A Liberal Arts Approach to Health Care
Research & Inquiry
We need more innovative models of health support delivery, like hospital at home. It reduces costs, is patient-centered, and appears to support patient recovery in several ways, including reducing toxic stress and providing patients with a sense of control over their environment. All of this enhances the healing process.
Acute-care patients having the option for treatment at home is a step in the right direction toward having better culturally tailored delivery. We can bring together anthropologists, sociologists, linguists, philosophers, psychologists, and other researchers—a liberal arts perspective—to make sense of what sickness, healing, and support mean to people, and then adapt or create, test, and improve upon current models.
The way that we think, feel, and act can amplify our experience and disease progression at a cellular level, and the families, social systems, and neighborhoods that surround us have a huge impact on how we see the world. If you live in a neighborhood that doesn’t have sidewalks, your physician telling you to walk more is not going to be meaningful.
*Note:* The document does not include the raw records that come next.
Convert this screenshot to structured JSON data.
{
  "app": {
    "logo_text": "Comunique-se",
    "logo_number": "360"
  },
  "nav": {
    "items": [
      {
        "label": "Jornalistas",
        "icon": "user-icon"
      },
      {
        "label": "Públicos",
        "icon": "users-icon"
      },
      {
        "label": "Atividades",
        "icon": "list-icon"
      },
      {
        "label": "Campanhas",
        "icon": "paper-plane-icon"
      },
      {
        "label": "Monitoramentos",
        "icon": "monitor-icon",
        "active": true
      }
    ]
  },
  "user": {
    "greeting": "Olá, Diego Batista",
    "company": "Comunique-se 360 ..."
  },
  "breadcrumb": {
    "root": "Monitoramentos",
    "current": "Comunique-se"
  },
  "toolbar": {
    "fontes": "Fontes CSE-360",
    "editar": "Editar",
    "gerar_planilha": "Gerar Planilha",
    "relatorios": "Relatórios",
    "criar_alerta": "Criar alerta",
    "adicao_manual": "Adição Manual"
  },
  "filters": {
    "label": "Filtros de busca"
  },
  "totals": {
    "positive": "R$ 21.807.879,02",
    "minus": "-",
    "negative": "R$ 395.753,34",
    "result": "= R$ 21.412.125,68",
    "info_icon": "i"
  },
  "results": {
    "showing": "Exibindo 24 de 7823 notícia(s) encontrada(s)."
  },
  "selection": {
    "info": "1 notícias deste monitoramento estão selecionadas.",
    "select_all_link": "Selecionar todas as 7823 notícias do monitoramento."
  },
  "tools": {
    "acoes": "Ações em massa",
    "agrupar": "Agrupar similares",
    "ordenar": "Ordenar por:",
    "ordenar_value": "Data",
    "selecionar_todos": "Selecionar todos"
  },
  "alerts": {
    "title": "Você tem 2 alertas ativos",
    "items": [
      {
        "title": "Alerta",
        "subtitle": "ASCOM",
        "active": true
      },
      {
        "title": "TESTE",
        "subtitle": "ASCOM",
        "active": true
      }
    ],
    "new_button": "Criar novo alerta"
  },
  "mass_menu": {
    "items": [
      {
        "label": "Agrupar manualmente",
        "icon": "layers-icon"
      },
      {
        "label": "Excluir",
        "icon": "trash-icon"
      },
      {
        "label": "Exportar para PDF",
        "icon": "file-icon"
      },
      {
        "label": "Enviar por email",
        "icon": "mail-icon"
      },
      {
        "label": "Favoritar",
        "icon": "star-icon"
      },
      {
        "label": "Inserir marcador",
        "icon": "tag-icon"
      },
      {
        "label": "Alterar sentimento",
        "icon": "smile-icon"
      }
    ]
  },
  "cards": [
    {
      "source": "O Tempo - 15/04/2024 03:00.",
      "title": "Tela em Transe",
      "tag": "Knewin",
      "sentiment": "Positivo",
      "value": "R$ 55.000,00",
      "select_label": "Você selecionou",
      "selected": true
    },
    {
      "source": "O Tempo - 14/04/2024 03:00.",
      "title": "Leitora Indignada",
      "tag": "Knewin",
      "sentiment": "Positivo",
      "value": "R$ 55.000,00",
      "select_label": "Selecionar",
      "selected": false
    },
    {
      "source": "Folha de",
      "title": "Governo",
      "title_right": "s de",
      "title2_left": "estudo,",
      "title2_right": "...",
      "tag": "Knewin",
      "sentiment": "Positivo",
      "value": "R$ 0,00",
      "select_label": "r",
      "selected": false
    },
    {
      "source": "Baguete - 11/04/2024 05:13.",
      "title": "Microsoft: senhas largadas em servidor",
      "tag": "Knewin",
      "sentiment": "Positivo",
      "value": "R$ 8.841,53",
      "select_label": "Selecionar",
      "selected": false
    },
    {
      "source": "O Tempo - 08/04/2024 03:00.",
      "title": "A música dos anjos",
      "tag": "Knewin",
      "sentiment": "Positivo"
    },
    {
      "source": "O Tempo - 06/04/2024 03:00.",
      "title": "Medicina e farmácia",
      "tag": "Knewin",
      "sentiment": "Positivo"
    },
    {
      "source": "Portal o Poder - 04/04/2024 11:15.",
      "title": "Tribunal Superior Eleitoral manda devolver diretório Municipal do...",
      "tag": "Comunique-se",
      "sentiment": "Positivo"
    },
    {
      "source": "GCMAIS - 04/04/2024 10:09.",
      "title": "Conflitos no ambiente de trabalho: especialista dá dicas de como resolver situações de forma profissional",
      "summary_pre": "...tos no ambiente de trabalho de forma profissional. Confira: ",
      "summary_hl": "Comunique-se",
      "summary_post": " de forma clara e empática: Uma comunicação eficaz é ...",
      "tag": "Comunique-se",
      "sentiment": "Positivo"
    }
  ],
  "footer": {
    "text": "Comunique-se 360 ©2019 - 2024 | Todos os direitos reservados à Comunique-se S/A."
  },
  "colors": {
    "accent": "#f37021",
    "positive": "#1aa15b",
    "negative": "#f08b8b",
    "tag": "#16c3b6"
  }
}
We must be mindful about this when creating building codes and public policies, because these are also essentially health policies as well.
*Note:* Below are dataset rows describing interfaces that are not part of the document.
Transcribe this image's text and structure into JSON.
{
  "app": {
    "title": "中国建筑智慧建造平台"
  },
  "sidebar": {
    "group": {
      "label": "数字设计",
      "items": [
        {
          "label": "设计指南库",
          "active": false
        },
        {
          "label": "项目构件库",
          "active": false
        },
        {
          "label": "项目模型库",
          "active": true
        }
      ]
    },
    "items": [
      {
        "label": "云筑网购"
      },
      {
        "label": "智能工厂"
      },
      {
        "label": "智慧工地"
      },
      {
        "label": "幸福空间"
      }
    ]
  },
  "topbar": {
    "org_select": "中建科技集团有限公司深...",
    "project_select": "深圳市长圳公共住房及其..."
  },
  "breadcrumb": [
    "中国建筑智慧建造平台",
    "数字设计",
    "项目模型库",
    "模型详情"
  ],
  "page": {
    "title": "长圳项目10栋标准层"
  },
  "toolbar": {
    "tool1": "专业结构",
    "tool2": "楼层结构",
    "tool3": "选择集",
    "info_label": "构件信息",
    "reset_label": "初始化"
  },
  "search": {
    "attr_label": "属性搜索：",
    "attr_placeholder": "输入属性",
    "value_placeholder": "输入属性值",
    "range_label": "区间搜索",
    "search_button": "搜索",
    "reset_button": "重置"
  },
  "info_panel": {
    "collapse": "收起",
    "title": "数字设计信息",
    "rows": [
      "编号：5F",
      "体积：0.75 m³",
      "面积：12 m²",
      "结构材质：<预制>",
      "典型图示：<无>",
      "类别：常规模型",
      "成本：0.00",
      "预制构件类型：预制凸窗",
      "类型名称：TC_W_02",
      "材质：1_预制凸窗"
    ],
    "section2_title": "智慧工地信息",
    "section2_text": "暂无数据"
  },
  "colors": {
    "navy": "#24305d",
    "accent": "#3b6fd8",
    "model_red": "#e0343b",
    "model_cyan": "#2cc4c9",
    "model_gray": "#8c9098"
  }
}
There is so much frustration among medical professionals because of the way they are forced to compromise how they treat patients, including having to defer to insurance company rules. The hospital-at-home model allows medical professionals to practice health care and medicine more effectively. It’s that idea of autonomy—not only for patients but also for practitioners—that is so exciting.
I keep coming back to a liberal arts perspective. From across academia, we need the American studies folks, the cultural studies folks, the filmmakers, the mathematicians, the historians, the engineers—to name a few—to make their unique contributions toward transforming American sick care into truer health care. How we train future practitioners at the undergraduate level—making liberal arts perspectives fundamental to prehealth education—can truly make a difference in shaping our systems.
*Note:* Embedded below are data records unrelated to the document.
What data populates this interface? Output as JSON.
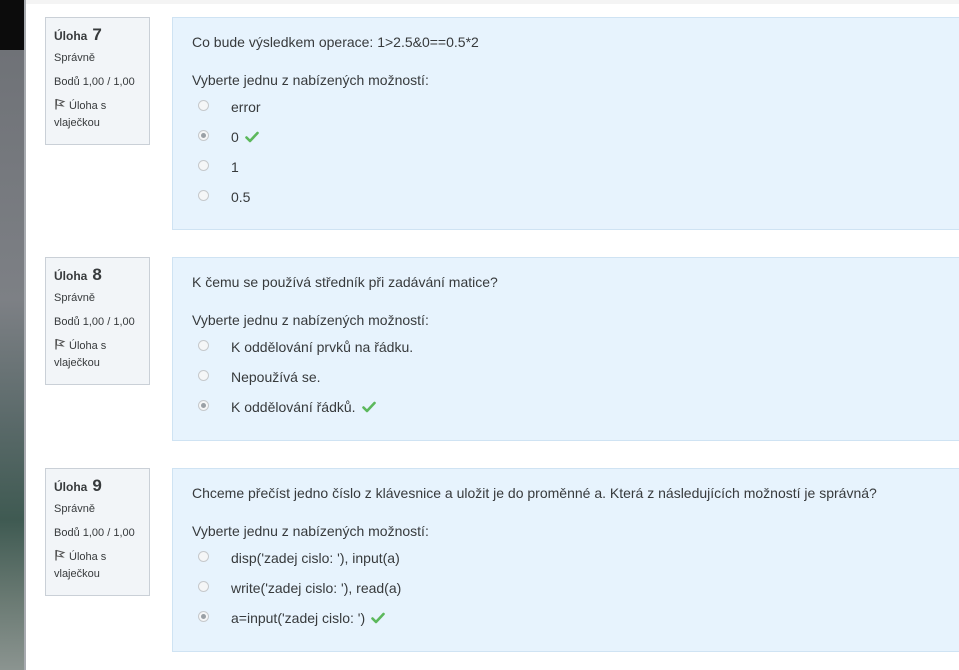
{
  "labels": {
    "question_word": "Úloha",
    "state": "Správně",
    "grade": "Bodů 1,00 / 1,00",
    "flag_text": "Úloha s vlaječkou",
    "prompt": "Vyberte jednu z nabízených možností:"
  },
  "questions": [
    {
      "number": "7",
      "text": "Co bude výsledkem operace: 1>2.5&0==0.5*2",
      "options": [
        "error",
        "0",
        "1",
        "0.5"
      ],
      "selected_index": 1
    },
    {
      "number": "8",
      "text": "K čemu se používá středník při zadávání matice?",
      "options": [
        "K oddělování prvků na řádku.",
        "Nepoužívá se.",
        "K oddělování řádků."
      ],
      "selected_index": 2
    },
    {
      "number": "9",
      "text": "Chceme přečíst jedno číslo z klávesnice a uložit je do proměnné a. Která z následujících možností je správná?",
      "options": [
        "disp('zadej cislo: '), input(a)",
        "write('zadej cislo: '), read(a)",
        "a=input('zadej cislo: ')"
      ],
      "selected_index": 2
    }
  ],
  "colors": {
    "correct_check": "#5cb85c",
    "content_bg": "#e7f3fd",
    "info_bg": "#f2f5f8"
  }
}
A professor of psychology at Smith, Benita Jackson directs the college’s Society, Psychology, and Health Laboratory.